§ Exercise details
Wherever a line in the records below contains "print", copy that line.

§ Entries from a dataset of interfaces
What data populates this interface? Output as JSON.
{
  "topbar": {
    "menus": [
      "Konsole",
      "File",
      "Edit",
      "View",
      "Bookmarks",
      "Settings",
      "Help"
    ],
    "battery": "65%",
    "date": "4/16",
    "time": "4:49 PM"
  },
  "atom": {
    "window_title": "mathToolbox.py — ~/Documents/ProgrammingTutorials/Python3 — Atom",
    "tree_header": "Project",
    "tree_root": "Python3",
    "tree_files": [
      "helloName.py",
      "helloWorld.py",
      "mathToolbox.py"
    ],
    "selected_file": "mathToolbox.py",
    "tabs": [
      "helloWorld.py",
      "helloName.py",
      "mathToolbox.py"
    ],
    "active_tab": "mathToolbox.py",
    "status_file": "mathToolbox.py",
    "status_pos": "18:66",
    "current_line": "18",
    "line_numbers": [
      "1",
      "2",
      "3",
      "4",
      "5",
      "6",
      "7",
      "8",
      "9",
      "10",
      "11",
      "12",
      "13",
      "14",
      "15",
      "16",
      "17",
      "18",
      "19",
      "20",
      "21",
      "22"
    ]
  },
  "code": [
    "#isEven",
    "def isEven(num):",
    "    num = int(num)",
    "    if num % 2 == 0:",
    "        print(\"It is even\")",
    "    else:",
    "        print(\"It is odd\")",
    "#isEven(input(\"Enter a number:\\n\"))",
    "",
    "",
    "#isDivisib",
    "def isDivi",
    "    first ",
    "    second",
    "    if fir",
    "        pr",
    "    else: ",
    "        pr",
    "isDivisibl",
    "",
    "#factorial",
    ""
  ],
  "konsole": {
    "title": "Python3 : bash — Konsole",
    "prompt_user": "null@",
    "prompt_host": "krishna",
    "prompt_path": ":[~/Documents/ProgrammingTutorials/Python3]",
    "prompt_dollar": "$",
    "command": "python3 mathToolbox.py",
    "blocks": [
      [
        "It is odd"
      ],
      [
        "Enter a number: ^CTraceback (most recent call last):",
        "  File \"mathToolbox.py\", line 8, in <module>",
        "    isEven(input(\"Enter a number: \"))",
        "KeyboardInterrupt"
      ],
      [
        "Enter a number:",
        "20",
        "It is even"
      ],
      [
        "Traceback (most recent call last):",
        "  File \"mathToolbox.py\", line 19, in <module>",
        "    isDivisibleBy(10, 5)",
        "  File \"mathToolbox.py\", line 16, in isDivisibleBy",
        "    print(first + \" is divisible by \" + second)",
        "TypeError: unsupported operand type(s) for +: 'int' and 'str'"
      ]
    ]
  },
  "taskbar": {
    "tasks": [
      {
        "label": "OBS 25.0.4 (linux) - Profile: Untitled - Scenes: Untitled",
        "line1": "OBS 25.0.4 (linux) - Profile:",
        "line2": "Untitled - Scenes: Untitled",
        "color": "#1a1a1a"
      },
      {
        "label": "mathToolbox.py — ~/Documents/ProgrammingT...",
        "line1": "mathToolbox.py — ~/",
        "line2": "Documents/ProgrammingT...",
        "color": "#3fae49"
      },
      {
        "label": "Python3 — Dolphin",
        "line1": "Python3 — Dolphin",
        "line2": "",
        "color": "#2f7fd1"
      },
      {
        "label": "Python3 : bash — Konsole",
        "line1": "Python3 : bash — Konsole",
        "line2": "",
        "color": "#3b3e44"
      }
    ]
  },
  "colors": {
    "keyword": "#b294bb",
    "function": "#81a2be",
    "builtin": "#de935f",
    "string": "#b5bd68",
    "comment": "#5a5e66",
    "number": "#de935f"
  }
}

§ Answer for the task
    "        print(\"It is even\")",
    "        print(\"It is odd\")",
        "    print(first + \" is divisible by \" + second)",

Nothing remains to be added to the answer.